FIRST RELEASE (30 September 2022)
Playing time: 66'02"
Booklet pages: 44
℗ 2022 Chandos Records Ltd
© 2022 Chandos Records Ltd
Main country of recording: United Kingdom
Reviewer: Geoff Pearce
Review of Berg: Violin Concerto; Three Orchestral Pieces published on 20 September 2022
James Ehnes, violin (tracks 6 and 7)
BBC Symphony Orchestra
Igor Yuzefovich, leader
Andrew Davis, conductor
Alban Berg (1885-1935):
1 Piano Sonata Op 1 (1907-8)
2 Passacaglia (circa 1913)
Three Orchestral Pieces Op 6 (1914-5, revised 1929)
Violin Concerto (1935)
6 Andante - Allegretto
7 Allegro - Adagio - Coda
Born in 1885, Alban Berg was one of the most significant composers of the Second Viennese School, whose output proved tremendously influential in the development of music in the twentieth century. He was a student of Schoenberg, who found that his juvenile compositions were almost exclusively written for voice; his natural ability to write lyrical melodic lines (even in later life while following the restrictions of twelve-tone serialism) probably remained the most outstanding quality of his style. His Op 1 Piano Sonata was the fulfilment of a task set by Schoenberg to write non-vocal music. The Passacaglia, written between the sonata and World War I, was only completed in short-score, and may have been intended to form part of a larger work. Both pieces are recorded here in skilful orchestrations by Andrew Davis. The Three Orchestral Pieces were composed alongside his first great masterpiece, Wozzeck, and could be seen as a tribute to his musical hero, Mahler. The Violin Concerto, from 1935, was commissioned by the American violinist Louis Krasner, but was inspired by the premature death (from polio) of Manon Gropius, the daughter of Alma Mahler and the architect and Bauhaus founder Walter Gropius, hence the subtitle 'to the memory of an angel'. It proved to be one of the composer's final works as Berg died later that year as the result of an abscess from an insect sting.
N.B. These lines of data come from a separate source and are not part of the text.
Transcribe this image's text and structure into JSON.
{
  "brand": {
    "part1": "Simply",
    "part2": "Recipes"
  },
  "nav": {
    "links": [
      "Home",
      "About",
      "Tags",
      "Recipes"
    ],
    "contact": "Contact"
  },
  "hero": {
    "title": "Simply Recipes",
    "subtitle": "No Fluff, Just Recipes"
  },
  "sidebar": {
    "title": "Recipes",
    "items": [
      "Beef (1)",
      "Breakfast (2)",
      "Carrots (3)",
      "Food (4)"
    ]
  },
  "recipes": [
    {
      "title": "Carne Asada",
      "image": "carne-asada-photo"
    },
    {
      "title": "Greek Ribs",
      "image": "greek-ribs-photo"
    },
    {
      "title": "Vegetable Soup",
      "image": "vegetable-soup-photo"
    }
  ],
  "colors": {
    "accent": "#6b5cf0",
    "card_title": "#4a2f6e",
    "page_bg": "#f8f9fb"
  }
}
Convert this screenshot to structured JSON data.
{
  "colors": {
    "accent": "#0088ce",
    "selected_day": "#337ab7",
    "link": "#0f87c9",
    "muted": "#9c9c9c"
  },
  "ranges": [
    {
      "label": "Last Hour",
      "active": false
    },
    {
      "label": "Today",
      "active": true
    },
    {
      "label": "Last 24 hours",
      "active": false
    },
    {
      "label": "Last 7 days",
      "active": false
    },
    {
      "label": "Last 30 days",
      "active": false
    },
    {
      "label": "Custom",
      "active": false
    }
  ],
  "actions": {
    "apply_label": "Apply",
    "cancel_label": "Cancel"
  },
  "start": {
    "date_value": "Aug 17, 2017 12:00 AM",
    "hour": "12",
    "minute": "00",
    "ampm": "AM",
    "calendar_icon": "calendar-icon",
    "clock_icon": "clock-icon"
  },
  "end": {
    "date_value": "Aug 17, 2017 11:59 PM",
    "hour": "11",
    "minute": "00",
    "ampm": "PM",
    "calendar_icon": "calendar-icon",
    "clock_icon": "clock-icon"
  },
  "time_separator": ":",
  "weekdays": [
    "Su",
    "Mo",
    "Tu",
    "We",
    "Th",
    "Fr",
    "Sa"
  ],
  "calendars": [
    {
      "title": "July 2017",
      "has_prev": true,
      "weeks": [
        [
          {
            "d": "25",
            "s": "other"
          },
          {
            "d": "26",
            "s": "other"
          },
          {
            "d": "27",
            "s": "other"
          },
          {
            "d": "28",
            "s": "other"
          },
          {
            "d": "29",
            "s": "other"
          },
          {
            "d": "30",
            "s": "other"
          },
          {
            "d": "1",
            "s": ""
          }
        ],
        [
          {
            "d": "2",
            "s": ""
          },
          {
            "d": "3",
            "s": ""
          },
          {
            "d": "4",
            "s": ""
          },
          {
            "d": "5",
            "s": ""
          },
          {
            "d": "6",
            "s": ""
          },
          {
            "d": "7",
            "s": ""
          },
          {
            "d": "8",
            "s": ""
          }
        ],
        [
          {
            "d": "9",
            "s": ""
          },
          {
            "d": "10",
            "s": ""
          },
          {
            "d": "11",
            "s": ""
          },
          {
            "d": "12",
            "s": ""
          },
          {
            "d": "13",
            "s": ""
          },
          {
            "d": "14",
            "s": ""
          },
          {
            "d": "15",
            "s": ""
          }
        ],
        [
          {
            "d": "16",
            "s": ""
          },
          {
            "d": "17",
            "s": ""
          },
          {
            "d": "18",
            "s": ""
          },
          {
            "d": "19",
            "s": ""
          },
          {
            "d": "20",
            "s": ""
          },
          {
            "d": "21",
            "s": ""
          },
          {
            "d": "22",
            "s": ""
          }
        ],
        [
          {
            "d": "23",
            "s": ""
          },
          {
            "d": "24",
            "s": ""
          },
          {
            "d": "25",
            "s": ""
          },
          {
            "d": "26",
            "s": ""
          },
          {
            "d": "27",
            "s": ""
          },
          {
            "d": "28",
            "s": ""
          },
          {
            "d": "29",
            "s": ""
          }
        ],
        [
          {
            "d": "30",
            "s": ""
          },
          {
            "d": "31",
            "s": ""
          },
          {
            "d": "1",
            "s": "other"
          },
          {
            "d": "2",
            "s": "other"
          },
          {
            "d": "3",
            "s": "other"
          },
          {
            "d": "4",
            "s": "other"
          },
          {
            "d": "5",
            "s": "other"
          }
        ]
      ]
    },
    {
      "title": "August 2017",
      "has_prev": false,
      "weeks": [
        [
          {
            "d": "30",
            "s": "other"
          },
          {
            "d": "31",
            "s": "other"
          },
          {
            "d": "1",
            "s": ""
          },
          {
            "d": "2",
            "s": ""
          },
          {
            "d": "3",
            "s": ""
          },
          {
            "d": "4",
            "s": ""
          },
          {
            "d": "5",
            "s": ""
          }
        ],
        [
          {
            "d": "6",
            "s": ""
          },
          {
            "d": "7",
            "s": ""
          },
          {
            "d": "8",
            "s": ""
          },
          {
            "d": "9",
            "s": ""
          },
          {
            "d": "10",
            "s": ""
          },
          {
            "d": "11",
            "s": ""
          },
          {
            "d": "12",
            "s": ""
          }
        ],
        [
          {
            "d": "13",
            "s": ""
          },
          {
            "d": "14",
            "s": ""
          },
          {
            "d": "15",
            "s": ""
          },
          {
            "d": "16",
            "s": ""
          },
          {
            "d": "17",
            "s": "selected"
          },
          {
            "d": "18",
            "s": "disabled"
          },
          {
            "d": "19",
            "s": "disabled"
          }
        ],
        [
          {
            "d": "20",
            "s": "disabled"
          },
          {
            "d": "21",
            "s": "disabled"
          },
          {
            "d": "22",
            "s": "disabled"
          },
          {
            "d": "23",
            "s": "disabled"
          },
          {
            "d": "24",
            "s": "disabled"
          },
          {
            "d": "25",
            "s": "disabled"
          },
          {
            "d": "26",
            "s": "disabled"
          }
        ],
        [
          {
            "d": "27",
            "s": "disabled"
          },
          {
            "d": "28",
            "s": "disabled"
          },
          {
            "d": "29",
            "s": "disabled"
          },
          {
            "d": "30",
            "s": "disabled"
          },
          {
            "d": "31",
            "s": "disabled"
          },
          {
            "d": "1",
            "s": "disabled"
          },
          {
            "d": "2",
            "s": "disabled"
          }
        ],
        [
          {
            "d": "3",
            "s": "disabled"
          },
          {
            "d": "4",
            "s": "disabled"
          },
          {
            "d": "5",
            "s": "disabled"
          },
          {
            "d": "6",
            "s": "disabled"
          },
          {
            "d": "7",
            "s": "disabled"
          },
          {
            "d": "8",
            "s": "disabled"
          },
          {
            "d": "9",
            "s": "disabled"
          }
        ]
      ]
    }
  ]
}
Recorded on 20 and 21 February 2022 at Watford Colosseum, Watford, UK.